"It don't look good back at home. We've lost everything," he said over the phone.

On the heels of deaths, floods and power outages, authorities resumed a massive search and rescue operation Monday morning. Rescue workers kicking through the debris said they too were undernourished and unable to get water and food.

Some 3.8 million customers in five states are still without power, according to the Department of Energy, and thousands have been stranded in their homes or in shelters. Officials estimate that it could be a month before power across the city of Houston is restored.

Ike's 100 mph winds and 16 inches of rain hit the Texas coast Saturday morning. The storm's surge -- a nearly 13-foot wall of water -- was much lower then had been predicted but still more then enough to put most of Galveston underwater, obliterate thousands of homes, and rain sheets of glass shards down on the streets of Houston, the nation's fourth largest city. Most of Houston remains without power today.
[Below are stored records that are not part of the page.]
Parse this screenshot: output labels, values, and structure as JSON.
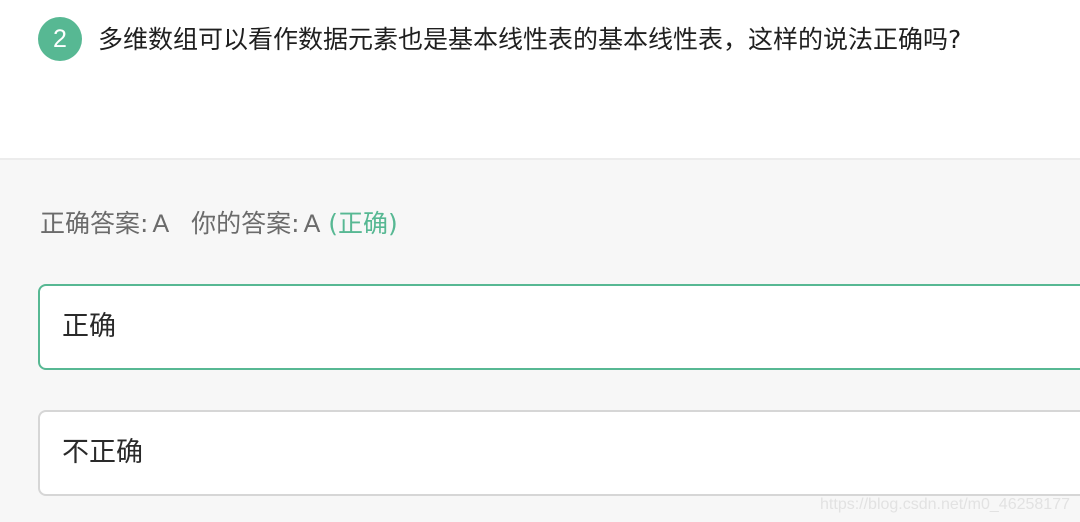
{
  "question": {
    "number": "2",
    "text": "多维数组可以看作数据元素也是基本线性表的基本线性表，这样的说法正确吗?"
  },
  "result": {
    "correct_label": "正确答案:",
    "correct_value": "A",
    "your_label": "你的答案:",
    "your_value": "A",
    "verdict": "(正确)"
  },
  "options": [
    {
      "label": "正确",
      "selected": true
    },
    {
      "label": "不正确",
      "selected": false
    }
  ],
  "watermark": "https://blog.csdn.net/m0_46258177",
  "colors": {
    "accent": "#57b893",
    "muted_text": "#6b6b6b",
    "answer_background": "#f7f7f7"
  }
}
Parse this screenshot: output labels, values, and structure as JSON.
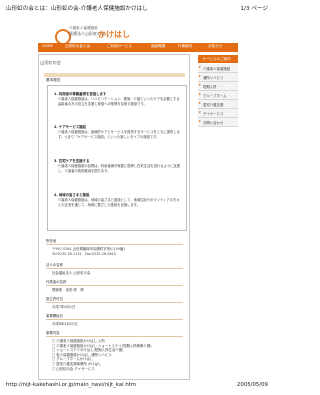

Authorities estimate that 140,000 people ignored mandatory evacuation orders; despite having to deal with flooded streets and houses, officials have rescued 2,000 people and several stranded pets so far. The air space from Houston to Galveston was closed for most of the day Sunday, allowing air traffic for rescue operations only.
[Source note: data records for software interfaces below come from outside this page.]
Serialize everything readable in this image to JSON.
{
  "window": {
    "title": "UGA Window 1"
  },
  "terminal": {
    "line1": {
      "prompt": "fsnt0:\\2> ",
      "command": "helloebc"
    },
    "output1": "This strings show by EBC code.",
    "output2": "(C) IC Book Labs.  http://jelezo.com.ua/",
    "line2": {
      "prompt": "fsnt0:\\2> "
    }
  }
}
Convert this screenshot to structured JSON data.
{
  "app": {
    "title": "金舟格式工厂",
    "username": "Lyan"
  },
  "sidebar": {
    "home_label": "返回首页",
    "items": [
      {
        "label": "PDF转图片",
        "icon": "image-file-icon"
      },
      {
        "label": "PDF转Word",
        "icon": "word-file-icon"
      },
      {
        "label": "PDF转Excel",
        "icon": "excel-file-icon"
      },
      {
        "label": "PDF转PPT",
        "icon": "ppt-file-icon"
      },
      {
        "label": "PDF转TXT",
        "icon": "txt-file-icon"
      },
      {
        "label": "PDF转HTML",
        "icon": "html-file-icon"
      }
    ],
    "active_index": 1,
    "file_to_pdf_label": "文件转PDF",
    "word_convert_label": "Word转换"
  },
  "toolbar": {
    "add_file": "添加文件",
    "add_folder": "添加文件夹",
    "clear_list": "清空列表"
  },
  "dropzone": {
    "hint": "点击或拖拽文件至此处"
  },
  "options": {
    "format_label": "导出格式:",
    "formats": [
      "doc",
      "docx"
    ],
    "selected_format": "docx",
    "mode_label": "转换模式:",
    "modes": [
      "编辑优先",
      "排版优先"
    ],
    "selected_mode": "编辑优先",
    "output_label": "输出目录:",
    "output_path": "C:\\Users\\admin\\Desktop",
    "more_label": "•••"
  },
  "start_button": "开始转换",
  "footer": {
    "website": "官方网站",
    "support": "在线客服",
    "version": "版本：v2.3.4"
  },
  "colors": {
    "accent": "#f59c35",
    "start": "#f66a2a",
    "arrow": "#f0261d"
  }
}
During house-to-house searches in Galveston, about 1,500 people were found to be safe, according to ABC News affiliate KTRK. Five dead bodies were also found. Eleven looters were arrested, and one person was airlifted out of the area with hundreds of mosquito bites.

About 11 people were found inside the city's Flagship Hotel, which was severely damaged. They will be ordered out today, KTRK said. The main natural gas line to Galveston was also severely damaged.

But Ike didn't just stop in Texas; the storm's wrath spread deep into the nation's midsection over the weekend, leaving at least 31 dead across eight states, most by flooding that followed heavy rains in Illinois, Indiana and Kansas.

Up and down the coast, beaches, seawalls and roads were washed away. Boats were tossed far inland, including a U.S. Navy ship that ended up sitting on the shores of the Bolivar Peninsula.

Insurers say their losses may go as high as $16 billion.

Repair crews from across the country are streaming in to restore electricity, which could take up to four weeks in some areas.

For that reason, many of the areas that evacuated are still not safe, according to city officials.

"We want our citizens to stay where they are," Galveston Mayor Lyda Ann Thomas told The Associated Press. "Do not come back to Galveston. You cannot live here at this time."

In Orange, Texas, Mayor Brown Claybar estimated about one-third of the city of 19,000 people was flooded, from 6 inches of water to 6 feet. One of the local cemeteries was flooded, causing caskets to float out of the ground, as they did during Katrina's aftermath. The mayor said that about 375 people who stayed behind during the storm had begun to emerge, some needing food, water and medical care.

In Houston, city officials instituted an overnight curfew from 10 p.m. until 7 a.m. that was in effect through Saturday morning. The city also issued a directive to boil water because of low pressure and to conserve supplies.

Evan Acuna was caught in a Texas motel, which was rocked by Ike about 3 a.m. Saturday.

"Half of the roof flew on top of me and my brother. And my sister who was sleeping next to my Dad -- she flew away," Acuna told "GMA." "My Dad grabbed her in the air and pulled her down."

"What we're trying to do is just survive here," Acuna continued.

The storm's fatal reach extended beyond Texas: Six people died in Louisiana, two in Tennessee, six in Indiana, three in Missouri, one in Arkansas and three in Ohio.

Gas prices in Texas and across the Southeast spiked this weekend as at least 14 oil refineries were shut down.

President Bush acknowledged that "there's going to be a pinch" in terms of the energy situation post-Ike.

"I'm confident there will be people that are very frustrated because their lives have been severely affected by this storm ," he said. "My message will be that we hear you and we'll work as hard and fast as we can to help you get your lives back up to normal. "

President Bush plans to visit the area Tuesday.

ABC News' Matt Hosford, Jason Ryan, Jennifer Duck and the Associated Press contributed to this report.